In January of 2015, just as he was about to leave the governor’s office after losing to Bruce Rauner, I bumped into Pat Quinn at a wake for a North Side committeeman.

“You’ve had a great career,” I told him.

“It’s not over yet,” Quinn said, his voice full of determination.

And it isn’t. In 2018, Quinn ran for attorney general, finishing second in the Democratic primary to the eventual winner, Kwame Raoul. That same year, he tried to place a referendum on the ballot limiting the mayor of Chicago to two terms. Now, the 73-year-old ex-governor is talking about running for mayor himself. Last Saturday, Quinn appeared on Fox 32’s Flannery Fired Up. Ever the consumer advocate, he suggested that ComEd should pay every customer $1,000, as reparations for bribing the legislature to award it higher rates. Mayor Lori Lightfoot, he said, should not renew the utility’s franchise until it makes good.

“That’s what mayors should do,” Quinn said. “They have to get out there, roll up their sleeves and take on these price gougers.”

Only one person has ever served as mayor of Chicago and governor of Illinois: Edward Dunne. But Dunne was mayor first, then moved up to statewide office. Quinn would be going in the opposite direction. Not many would seek such a demotion, but for Quinn, running for office appears to be an uncontrollable compulsion. He can no more stop campaigning than Rahm Emanuel can stop using the f-word. Quinn has run for every statewide office except comptroller. He was elected treasurer (1990), lieutenant governor (2002, 2006), and governor (2010). He lost races for secretary of state (1994), U.S. Senate (1996), and lieutenant governor (1998). His name has appeared on a ballot at least every four years since 1990. 

As an Illinois governor who didn’t go to prison, Quinn possessed a lot of professional capital. He could have retired to a lucrative law practice and collected expensive watches, like former Gov. Jim Thompson, who joined Winston & Strawn. But Quinn isn’t interested in money (a reason he didn’t go to prison). One of his sons once said, “My father can live on a penny.” (Quinn is so frugal that after he succeeded Rod Blagojevich as governor, he crossed “lieutenant” off his business cards.) He could have become an elder statesman, like Jim Edgar, who runs a program for young leaders at the University of Illinois. Edgar once commented that Quinn is most comfortable outside the system, rattling cages.

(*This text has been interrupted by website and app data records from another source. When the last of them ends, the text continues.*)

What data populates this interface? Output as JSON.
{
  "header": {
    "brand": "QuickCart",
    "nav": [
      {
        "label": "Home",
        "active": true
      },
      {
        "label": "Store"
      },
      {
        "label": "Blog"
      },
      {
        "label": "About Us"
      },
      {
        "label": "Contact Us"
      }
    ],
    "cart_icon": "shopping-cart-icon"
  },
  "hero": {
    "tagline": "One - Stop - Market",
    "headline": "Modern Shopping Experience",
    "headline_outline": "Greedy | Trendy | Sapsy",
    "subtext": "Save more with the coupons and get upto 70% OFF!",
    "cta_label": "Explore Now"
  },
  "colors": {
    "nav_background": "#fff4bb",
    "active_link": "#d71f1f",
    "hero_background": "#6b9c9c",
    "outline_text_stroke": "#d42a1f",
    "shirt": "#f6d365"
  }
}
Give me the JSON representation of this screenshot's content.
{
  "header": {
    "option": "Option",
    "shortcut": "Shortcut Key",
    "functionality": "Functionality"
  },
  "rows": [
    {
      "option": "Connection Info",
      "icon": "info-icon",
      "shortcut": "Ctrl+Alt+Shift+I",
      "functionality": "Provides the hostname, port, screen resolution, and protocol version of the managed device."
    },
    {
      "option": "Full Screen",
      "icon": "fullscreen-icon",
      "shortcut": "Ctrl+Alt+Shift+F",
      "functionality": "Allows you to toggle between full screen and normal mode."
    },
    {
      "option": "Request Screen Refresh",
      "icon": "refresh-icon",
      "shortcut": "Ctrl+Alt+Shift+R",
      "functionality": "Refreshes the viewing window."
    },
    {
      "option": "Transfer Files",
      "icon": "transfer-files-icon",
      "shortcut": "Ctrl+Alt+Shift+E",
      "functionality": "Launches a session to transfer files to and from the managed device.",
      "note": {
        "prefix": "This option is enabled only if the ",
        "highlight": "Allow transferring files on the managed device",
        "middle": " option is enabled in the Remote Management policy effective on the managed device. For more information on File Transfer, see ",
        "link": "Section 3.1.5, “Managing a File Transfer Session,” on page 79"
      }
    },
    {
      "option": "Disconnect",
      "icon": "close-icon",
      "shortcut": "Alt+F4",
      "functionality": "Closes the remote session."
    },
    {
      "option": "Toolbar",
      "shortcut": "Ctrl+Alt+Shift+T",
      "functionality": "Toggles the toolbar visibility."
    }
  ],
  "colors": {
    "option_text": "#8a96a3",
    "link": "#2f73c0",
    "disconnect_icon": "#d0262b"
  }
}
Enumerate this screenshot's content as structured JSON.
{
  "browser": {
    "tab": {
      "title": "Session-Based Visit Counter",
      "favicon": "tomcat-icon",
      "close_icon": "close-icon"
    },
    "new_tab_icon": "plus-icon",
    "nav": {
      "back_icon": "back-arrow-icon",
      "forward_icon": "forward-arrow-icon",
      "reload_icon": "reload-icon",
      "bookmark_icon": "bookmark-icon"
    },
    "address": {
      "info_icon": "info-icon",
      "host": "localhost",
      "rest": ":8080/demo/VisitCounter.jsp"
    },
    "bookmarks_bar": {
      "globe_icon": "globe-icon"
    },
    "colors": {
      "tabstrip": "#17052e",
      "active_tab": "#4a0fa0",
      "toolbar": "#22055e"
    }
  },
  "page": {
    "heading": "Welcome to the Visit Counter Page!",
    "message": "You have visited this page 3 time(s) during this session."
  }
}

That’s something he can do when he’s running for office.

In a 2014 article for this magazine, “Does Pat Quinn Have a Personal Life?,” author Carol Felsenthal speculated that Quinn has no interests outside politics. Quinn was married once, from 1982 to 1986. A Chicago magazine profile quoted his wife as saying, “He seems to be so preoccupied with things. He’s so busy with his work. Sometimes I’ll be talking to him, but he doesn’t hear a word I’m saying.”

Quinn has always been a crusader. His first political success was the 1980 Cutback Amendment, which reduced the size of the Illinois House of Representatives from 177 to 118. He’s still crusading, although now he looks more like a washed-up politician, desperate for attention, than an angry outsider. A few weeks ago, he showed up at City Hall to hand-deliver a letter to Lightfoot, demanding the release of a report on a 2020 smokestack implosion in Little Village. Quinn didn’t have an appointment, though, so he was told to wait in the lobby, where a mayoral functionary collected his letter.

In his Flannery Fired Up appearance, Quinn sounded like a candidate for mayor. Like every declared candidate, he blamed Lightfoot for the city’s rising crime. If Pat Quinn were mayor, there would be “an adequate number of officers in every neighborhood.”

“Police officers don’t have any confidence in her, and I don’t think people in the community have any confidence in her leadership when it comes to public safety,” Quinn said. “We’ve had too many situations where public safety has broken down.”

So will he run?

“The best way to help Chicago is robust competition in the race for mayor,” Quinn said, adding, “we’ll have enough time to get an adequate number of signatures.”

Will he win? No. For Quinn, though, that’s not the point. His life is a permanent campaign that occasionally lands him in public office. He lucked into the governorship — an office he would never have attained on his own — when Blagojevich was impeached. Then he lucked into Bill Brady as a re-election opponent. For Quinn, the best thing about being an ex-governor is that it provides him a public profile that allows him to publicize his causes. After the mayor refused to accept his letter in person, he held a press conference at City Hall, talking to reporters from WLS, WBBM and the Sun-Times

So the question isn’t, “Will Pat Quinn run for mayor in 2023?” Nor is it, “Will Pat Quinn be our next mayor?” The question is, “What will Pat Quinn run for in 2024?”